→ **Work instruction**: Find and copy each line in the material below where the string "created" occurs.
··· Exercise material
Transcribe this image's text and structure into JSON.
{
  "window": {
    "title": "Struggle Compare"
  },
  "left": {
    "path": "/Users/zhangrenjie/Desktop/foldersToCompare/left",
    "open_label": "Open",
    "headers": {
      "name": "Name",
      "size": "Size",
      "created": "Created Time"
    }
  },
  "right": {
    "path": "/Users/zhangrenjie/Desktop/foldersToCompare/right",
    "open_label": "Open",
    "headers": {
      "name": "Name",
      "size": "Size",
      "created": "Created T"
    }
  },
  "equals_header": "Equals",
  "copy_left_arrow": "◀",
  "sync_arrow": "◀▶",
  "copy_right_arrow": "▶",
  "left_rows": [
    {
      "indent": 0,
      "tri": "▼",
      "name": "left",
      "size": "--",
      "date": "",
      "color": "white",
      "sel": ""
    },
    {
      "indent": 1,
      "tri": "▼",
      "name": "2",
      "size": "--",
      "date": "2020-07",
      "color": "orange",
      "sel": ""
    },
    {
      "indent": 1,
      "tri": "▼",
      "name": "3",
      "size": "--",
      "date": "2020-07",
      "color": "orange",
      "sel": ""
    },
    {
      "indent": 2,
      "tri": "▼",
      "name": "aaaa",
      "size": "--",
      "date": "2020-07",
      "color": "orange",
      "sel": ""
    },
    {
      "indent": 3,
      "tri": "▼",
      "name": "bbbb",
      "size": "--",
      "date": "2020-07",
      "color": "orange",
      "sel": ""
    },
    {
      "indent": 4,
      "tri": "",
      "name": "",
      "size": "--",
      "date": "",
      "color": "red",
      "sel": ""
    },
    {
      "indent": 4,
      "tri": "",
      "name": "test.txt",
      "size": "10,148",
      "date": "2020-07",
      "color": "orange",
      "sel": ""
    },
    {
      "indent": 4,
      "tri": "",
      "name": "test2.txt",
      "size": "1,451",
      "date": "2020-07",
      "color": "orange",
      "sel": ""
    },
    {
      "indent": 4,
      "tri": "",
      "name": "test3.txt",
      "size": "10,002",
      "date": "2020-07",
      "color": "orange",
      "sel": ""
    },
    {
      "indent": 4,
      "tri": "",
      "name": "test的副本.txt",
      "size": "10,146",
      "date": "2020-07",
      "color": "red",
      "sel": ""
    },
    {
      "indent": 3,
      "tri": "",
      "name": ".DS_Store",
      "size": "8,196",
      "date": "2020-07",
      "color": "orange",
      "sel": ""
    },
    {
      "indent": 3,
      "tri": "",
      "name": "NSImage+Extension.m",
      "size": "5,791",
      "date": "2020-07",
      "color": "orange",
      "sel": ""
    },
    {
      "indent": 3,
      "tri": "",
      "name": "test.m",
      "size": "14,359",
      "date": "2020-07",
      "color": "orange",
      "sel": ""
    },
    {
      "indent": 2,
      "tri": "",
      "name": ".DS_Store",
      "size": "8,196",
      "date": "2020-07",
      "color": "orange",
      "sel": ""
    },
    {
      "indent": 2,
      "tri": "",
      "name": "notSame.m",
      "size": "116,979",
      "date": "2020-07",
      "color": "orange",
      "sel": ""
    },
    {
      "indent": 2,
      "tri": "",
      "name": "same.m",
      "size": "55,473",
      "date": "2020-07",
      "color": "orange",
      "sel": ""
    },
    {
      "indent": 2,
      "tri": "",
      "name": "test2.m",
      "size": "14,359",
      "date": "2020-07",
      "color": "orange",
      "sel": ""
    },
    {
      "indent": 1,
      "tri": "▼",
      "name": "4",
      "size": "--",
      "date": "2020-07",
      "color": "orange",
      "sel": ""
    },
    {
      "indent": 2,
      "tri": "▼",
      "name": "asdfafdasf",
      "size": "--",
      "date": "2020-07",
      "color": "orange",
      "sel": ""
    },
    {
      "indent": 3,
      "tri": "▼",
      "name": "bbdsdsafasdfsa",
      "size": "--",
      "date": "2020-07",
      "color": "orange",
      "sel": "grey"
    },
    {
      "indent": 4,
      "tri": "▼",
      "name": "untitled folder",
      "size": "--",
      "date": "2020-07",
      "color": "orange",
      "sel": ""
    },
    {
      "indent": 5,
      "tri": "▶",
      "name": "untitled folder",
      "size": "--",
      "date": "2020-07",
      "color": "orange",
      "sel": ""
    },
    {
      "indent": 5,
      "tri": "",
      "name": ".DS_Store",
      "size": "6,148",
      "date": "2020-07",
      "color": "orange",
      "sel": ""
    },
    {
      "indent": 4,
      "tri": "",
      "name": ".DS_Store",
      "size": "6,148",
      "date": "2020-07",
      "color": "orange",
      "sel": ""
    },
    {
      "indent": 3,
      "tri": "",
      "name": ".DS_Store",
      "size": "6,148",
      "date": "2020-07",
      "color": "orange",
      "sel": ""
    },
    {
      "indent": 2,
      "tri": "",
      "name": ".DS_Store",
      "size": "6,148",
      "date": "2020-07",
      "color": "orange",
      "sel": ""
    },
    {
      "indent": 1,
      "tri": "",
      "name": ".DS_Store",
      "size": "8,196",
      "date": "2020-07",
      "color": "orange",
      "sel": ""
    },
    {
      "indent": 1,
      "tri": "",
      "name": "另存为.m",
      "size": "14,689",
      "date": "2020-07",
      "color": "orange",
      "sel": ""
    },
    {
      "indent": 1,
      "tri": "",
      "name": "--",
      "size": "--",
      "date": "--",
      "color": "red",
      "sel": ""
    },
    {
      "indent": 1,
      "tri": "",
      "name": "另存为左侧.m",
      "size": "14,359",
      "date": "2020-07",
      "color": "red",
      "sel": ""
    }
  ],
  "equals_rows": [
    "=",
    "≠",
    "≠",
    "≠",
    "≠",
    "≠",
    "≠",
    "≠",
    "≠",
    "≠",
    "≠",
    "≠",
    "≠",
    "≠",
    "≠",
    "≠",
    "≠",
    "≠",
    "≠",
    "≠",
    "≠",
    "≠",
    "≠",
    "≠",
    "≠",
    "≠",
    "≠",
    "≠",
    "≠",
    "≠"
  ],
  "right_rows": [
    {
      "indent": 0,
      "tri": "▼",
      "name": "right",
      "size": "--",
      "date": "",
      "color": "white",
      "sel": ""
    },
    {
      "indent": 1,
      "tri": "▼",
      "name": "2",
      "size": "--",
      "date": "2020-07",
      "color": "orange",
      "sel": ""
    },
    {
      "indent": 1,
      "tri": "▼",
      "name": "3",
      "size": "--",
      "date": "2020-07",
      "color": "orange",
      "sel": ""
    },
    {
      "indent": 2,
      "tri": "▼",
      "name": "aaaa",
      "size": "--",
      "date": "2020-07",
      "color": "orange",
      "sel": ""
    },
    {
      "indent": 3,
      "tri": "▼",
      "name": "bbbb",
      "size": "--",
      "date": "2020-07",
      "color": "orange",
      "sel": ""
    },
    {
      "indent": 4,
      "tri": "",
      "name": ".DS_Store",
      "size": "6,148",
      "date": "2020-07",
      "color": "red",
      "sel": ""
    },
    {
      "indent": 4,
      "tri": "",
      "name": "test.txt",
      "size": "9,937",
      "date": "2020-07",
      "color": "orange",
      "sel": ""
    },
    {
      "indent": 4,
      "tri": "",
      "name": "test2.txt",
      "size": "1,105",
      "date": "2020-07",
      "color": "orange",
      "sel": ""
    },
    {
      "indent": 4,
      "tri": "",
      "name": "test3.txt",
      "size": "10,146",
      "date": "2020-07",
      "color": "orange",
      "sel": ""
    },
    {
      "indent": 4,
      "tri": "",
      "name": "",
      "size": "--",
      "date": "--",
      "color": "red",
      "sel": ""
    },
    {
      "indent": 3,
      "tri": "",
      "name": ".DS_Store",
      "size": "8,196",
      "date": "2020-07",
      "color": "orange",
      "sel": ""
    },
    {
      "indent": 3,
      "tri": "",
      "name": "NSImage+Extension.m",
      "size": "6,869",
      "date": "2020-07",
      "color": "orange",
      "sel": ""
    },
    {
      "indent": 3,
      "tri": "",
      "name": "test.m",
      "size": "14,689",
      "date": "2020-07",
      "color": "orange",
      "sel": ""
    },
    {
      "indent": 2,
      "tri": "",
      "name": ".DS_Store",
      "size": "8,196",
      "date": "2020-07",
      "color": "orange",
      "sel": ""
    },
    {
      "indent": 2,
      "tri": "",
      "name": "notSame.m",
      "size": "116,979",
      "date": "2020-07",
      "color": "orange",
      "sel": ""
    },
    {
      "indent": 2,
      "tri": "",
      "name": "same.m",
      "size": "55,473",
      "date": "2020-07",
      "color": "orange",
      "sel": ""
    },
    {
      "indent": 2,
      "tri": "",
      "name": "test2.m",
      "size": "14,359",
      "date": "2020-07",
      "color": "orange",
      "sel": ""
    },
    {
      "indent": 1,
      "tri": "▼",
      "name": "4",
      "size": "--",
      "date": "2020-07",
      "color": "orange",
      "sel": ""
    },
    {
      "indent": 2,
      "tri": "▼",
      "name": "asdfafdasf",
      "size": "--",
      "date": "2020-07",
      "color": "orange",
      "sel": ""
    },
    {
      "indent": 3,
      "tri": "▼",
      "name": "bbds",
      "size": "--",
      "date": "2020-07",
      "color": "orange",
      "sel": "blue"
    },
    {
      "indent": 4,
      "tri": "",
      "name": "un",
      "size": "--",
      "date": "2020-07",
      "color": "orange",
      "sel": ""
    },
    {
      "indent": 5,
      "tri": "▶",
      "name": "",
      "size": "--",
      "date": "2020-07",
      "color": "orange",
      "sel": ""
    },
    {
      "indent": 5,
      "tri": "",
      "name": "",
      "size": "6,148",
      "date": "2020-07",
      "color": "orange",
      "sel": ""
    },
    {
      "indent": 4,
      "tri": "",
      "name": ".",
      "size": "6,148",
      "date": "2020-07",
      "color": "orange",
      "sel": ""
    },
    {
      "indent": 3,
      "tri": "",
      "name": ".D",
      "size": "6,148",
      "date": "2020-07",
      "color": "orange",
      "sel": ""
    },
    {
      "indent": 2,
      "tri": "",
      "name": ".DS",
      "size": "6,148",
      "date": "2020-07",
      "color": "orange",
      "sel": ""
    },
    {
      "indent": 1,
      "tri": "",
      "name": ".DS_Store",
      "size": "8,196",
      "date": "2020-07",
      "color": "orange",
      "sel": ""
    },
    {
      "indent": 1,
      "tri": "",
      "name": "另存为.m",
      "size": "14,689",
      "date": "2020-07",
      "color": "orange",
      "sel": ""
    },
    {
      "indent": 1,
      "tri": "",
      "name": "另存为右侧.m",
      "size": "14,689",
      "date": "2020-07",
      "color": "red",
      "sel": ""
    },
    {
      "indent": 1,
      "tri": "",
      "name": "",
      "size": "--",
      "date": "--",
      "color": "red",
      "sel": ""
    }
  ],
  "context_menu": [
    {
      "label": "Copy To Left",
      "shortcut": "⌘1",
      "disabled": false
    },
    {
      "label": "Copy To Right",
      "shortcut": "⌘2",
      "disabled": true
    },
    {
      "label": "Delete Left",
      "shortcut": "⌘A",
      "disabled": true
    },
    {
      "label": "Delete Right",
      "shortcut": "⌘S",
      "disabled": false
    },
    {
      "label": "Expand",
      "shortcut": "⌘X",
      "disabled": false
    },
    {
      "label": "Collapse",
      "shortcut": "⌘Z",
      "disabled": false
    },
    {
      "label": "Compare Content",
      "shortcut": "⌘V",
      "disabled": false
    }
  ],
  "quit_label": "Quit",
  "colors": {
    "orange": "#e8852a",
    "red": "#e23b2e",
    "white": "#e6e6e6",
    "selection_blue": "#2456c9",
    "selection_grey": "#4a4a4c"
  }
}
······
→ **Written response**:
      "created": "Created Time"
      "created": "Created T"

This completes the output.